  1. Ryan Scaife says:

    I do not agree with the long gun registry,nor do I agree with exemptions for any groups native or otherwise.I am a legal,responsible gun owner and an avid hunter/outdoorsman.I am a Canadian citizen and it does not matter my race or religious background.I believe in equal opportunity, public land use and wildlife conservation not reallocation.It is time to stop taking this “certain groups are exempt” type approach to these issues and end the further segregation of Canadian people.

    • Dabigmoose says:

      I am sure you mean well but I can see why they are fighting for an Exemption . There is a chance for them to get it . All others in Canada will never stick together and try to many liberals with special Agendas. Living in the Bush they may have a chance as there is not a lot of Money to get from those Indigenous villages.

    • Laz Epoo Jr says:

      try living in the bush, and not having a gun.

      See, even the training for a permit isn’t guaranteed annually in our communities. Do we just allow our people to go hungry while we wait for officials to act on this? This is injustice and furthering oppression on what oppression they already force us to live with.

    • Jeannie says:
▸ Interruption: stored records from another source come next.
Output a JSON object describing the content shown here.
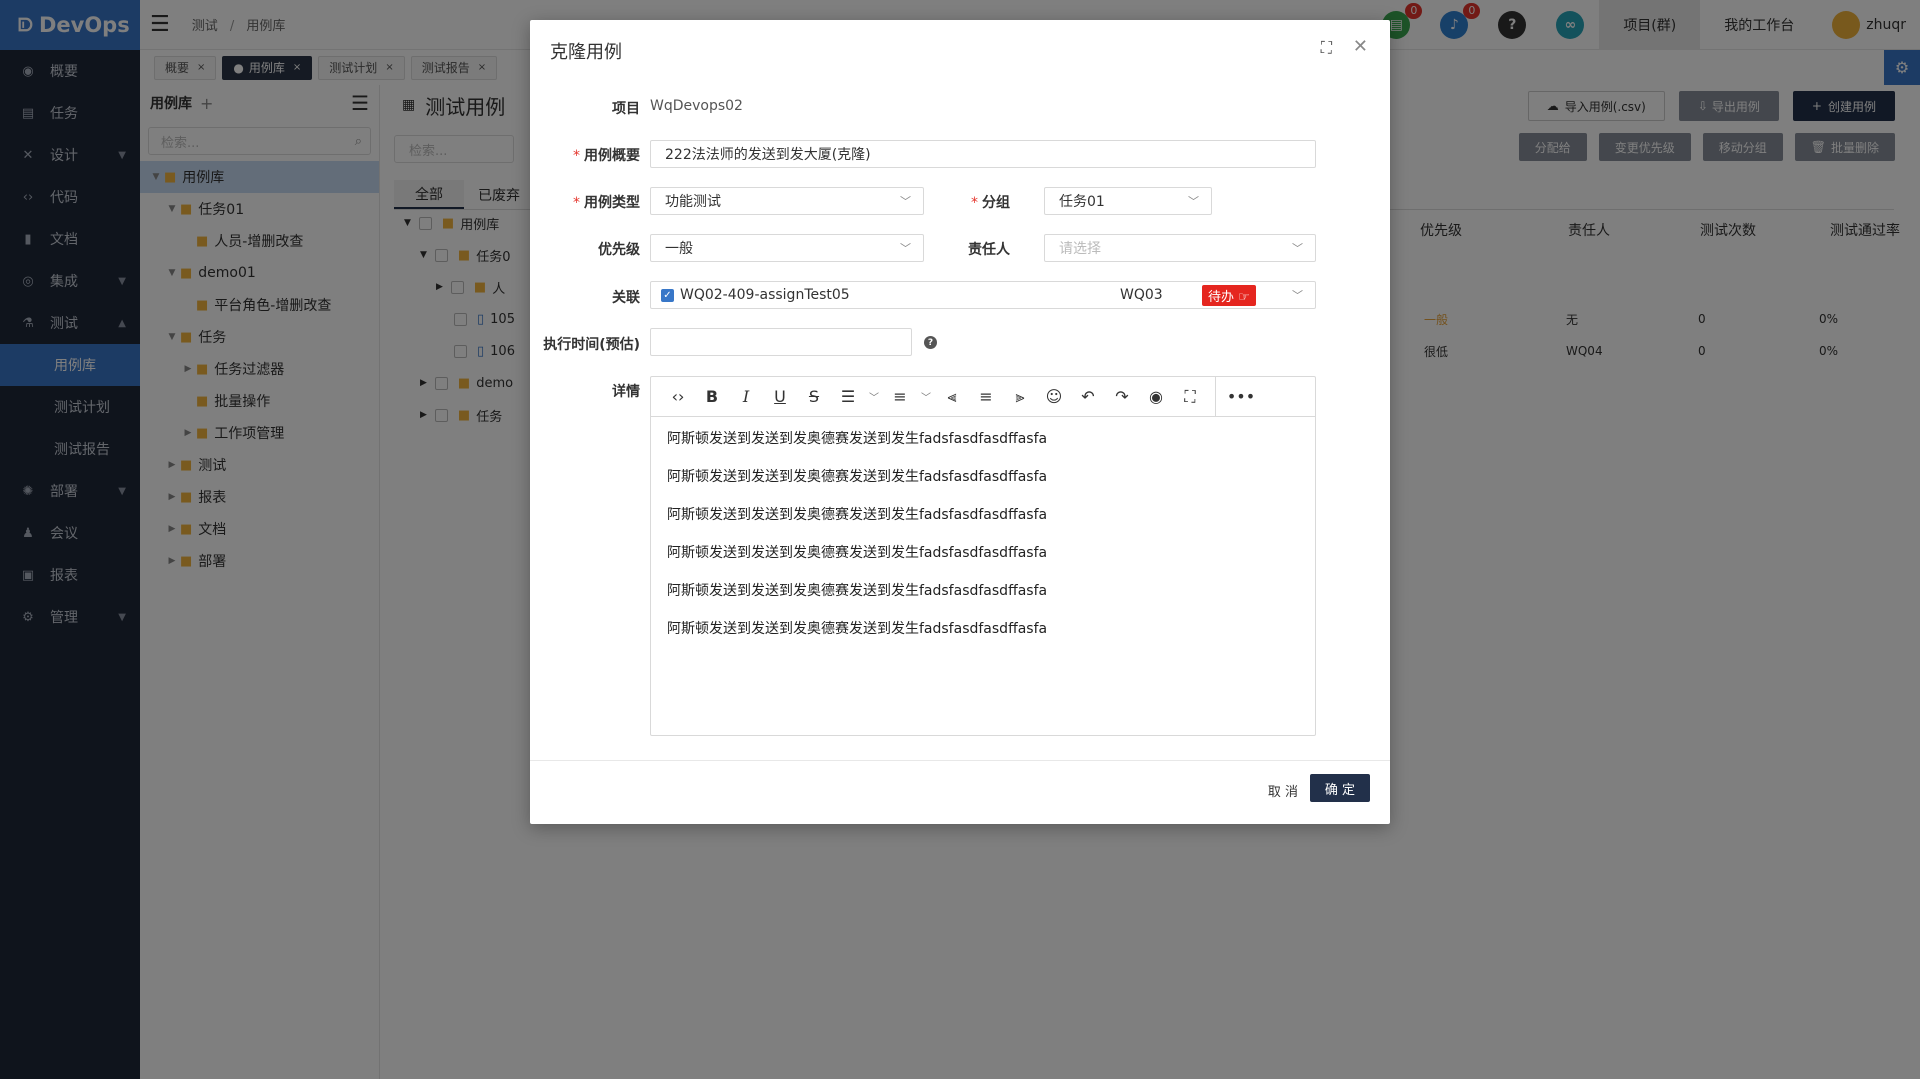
{
  "app": {
    "logo": "DevOps"
  },
  "sidebar": {
    "items": [
      {
        "label": "概要",
        "icon": "dashboard-icon"
      },
      {
        "label": "任务",
        "icon": "task-icon"
      },
      {
        "label": "设计",
        "icon": "design-icon"
      },
      {
        "label": "代码",
        "icon": "code-icon"
      },
      {
        "label": "文档",
        "icon": "document-icon"
      },
      {
        "label": "集成",
        "icon": "integration-icon"
      },
      {
        "label": "测试",
        "icon": "flask-icon"
      }
    ],
    "sub": [
      "用例库",
      "测试计划",
      "测试报告"
    ],
    "items2": [
      {
        "label": "部署",
        "icon": "deploy-icon"
      },
      {
        "label": "会议",
        "icon": "meeting-icon"
      },
      {
        "label": "报表",
        "icon": "report-icon"
      },
      {
        "label": "管理",
        "icon": "gear-icon"
      }
    ]
  },
  "topbar": {
    "crumb1": "测试",
    "crumb_sep": "/",
    "crumb2": "用例库",
    "badge1": "0",
    "badge2": "0",
    "project_btn": "项目(群)",
    "workbench_btn": "我的工作台",
    "user": "zhuqr"
  },
  "pagetabs": [
    "概要",
    "用例库",
    "测试计划",
    "测试报告"
  ],
  "tree": {
    "title": "用例库",
    "search_ph": "检索...",
    "nodes": [
      "用例库",
      "任务01",
      "人员-增删改查",
      "demo01",
      "平台角色-增删改查",
      "任务",
      "任务过滤器",
      "批量操作",
      "工作项管理",
      "测试",
      "报表",
      "文档",
      "部署"
    ]
  },
  "content": {
    "title": "测试用例",
    "search_ph": "检索...",
    "btn_import": "导入用例(.csv)",
    "btn_export": "导出用例",
    "btn_create": "创建用例",
    "btn_assign": "分配给",
    "btn_priority": "变更优先级",
    "btn_move": "移动分组",
    "btn_delete": "批量删除",
    "tab_all": "全部",
    "tab_discarded": "已废弃",
    "col_priority": "优先级",
    "col_owner": "责任人",
    "col_count": "测试次数",
    "col_rate": "测试通过率",
    "rows": [
      {
        "name": "用例库"
      },
      {
        "name": "任务0"
      },
      {
        "name": "人"
      },
      {
        "id": "105",
        "priority": "一般",
        "owner": "无",
        "count": "0",
        "rate": "0%"
      },
      {
        "id": "106",
        "priority": "很低",
        "owner": "WQ04",
        "count": "0",
        "rate": "0%"
      },
      {
        "name": "demo"
      },
      {
        "name": "任务"
      }
    ]
  },
  "modal": {
    "title": "克隆用例",
    "project_label": "项目",
    "project_value": "WqDevops02",
    "summary_label": "用例概要",
    "summary_value": "222法法师的发送到发大厦(克隆)",
    "type_label": "用例类型",
    "type_value": "功能测试",
    "group_label": "分组",
    "group_value": "任务01",
    "priority_label": "优先级",
    "priority_value": "一般",
    "owner_label": "责任人",
    "owner_placeholder": "请选择",
    "relate_label": "关联",
    "relate_value": "WQ02-409-assignTest05",
    "relate_user": "WQ03",
    "relate_status": "待办",
    "exec_label": "执行时间(预估)",
    "detail_label": "详情",
    "detail_lines": [
      "阿斯顿发送到发送到发奥德赛发送到发生fadsfasdfasdffasfa",
      "阿斯顿发送到发送到发奥德赛发送到发生fadsfasdfasdffasfa",
      "阿斯顿发送到发送到发奥德赛发送到发生fadsfasdfasdffasfa",
      "阿斯顿发送到发送到发奥德赛发送到发生fadsfasdfasdffasfa",
      "阿斯顿发送到发送到发奥德赛发送到发生fadsfasdfasdffasfa",
      "阿斯顿发送到发送到发奥德赛发送到发生fadsfasdfasdffasfa"
    ],
    "cancel": "取 消",
    "ok": "确 定"
  },
  "colors": {
    "accent": "#3877c8",
    "dark": "#22304a",
    "sidebar": "#1f2838",
    "danger": "#e5261f"
  }
}
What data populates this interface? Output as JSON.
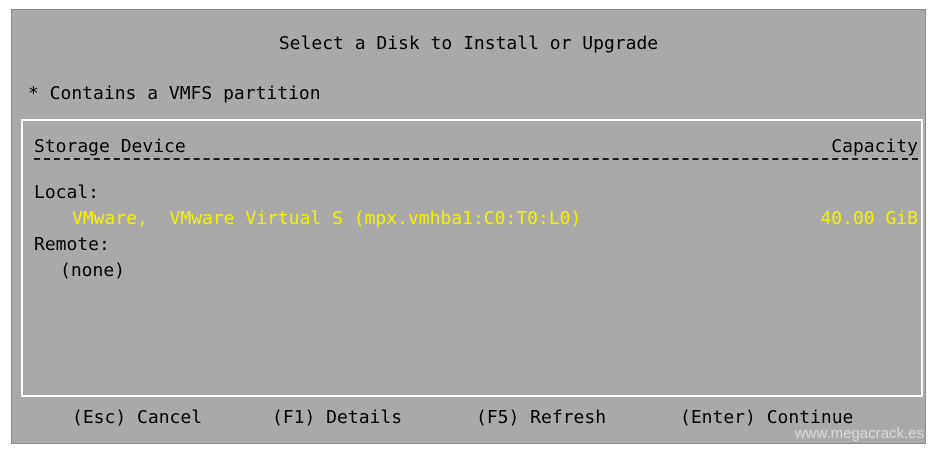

      Inuit are not avid hunters nor do they hunt for sport, hunting is essential for their nutrition. On average, consumer prices for food products are 81% higher in Nunavik than in Quebec City. As you believe in equal opportunity, I hope that you’d consider rethinking your position here. If Inuit have to access nutritious foods by going out hunting with their guns in order to maintain a healthy diet, and until they are offered equity when it comes to food pricing, then so be it. Inuit protect their land because of all the abundance of life and and game it has to offer. They have already surrendered most of their land and is made public to Quebec. So with what little rights to the Nunavik land they were given, they preserve.